"While the precise circumstances of the incident on the night of 28-29 July 2022 remain unclear, the information available and our analysis enable the Office to conclude that it was not caused by a HIMARS rocket," the statement said.
The international body noted that Russia did not provide assurances about secure access to the site but the U.N. agency will nevertheless continue to follow up on the incident.
"The prisoners of war who were injured or died at Olenivka, and their family members, deserve the truth to be known, and for those responsible for breaches of international law to be held accountable," the U.N. human rights chief commented.
Between July 28 and 29, 2022, an explosion in Russian-occupied Olenivka, Donetsk Oblast killed over 50 Ukrainian prisoners and injured 75 more. Kyiv called this a deliberate Russian war crime.
Ukrainian authorities said that days before the attack, Russians singled out Ukrainian members of the Azov Regiment, who were captured in Mariupol and were awaiting a prisoner exchange, to a separate part of the prison building – the one that was destroyed.
According to Kyiv, Russia either hit the prison with artillery or blew it up from inside. Ukraine's Prosecutor General's Office said that Russia likely used a thermobaric munition at the Olenivka prison.
Russia has accused Ukraine of attacking the prison with HIMARS, a high-precision rocket system.
The U.N. launched a fact-finding mission to uncover the circumstances of the massacre but disbanded it in January 2023 "in the absence of conditions required for the deployment of the mission to the site."
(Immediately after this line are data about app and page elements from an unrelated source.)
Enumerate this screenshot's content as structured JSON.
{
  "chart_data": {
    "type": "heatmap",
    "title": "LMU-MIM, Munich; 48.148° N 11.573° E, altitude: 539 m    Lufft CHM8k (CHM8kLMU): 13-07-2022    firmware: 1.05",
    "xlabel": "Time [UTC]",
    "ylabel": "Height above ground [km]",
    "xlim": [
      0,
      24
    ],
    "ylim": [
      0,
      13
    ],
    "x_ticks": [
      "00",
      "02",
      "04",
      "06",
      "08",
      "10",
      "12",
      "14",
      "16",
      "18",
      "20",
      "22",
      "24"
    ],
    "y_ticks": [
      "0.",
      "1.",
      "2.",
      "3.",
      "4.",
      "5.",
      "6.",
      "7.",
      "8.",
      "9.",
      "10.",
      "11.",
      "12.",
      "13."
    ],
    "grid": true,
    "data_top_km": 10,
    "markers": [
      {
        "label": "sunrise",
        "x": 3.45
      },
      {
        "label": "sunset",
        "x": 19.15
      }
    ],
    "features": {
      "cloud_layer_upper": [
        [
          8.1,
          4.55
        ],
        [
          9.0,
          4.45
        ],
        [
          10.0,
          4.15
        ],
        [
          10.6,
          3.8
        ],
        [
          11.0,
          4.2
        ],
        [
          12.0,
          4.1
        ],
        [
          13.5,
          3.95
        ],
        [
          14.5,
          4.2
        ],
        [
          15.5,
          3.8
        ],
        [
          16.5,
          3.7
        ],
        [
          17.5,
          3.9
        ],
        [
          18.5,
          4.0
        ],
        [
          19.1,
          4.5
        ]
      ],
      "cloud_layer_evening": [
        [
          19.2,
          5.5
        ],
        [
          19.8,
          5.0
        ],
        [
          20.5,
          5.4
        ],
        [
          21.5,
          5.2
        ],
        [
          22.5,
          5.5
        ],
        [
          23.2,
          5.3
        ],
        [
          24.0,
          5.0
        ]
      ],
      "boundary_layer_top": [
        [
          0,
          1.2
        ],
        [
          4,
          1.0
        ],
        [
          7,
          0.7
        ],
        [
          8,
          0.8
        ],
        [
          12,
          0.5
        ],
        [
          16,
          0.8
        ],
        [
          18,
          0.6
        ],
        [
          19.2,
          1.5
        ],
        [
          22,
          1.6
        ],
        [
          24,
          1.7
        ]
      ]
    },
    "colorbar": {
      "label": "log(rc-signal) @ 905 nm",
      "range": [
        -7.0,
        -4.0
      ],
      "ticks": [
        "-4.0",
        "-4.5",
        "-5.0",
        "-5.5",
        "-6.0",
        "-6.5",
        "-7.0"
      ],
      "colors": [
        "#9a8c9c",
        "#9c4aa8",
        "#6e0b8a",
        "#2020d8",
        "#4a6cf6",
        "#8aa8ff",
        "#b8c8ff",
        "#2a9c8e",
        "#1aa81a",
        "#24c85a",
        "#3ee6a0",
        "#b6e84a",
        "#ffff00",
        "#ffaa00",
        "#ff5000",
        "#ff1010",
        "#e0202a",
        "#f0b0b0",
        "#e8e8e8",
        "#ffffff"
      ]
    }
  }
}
On Jan. 12, Kyiv informed that it retrieved the bodies of 54 prisoners killed in the Olenivka massacre in a transfer mediated by the International Committee of the Red Cross.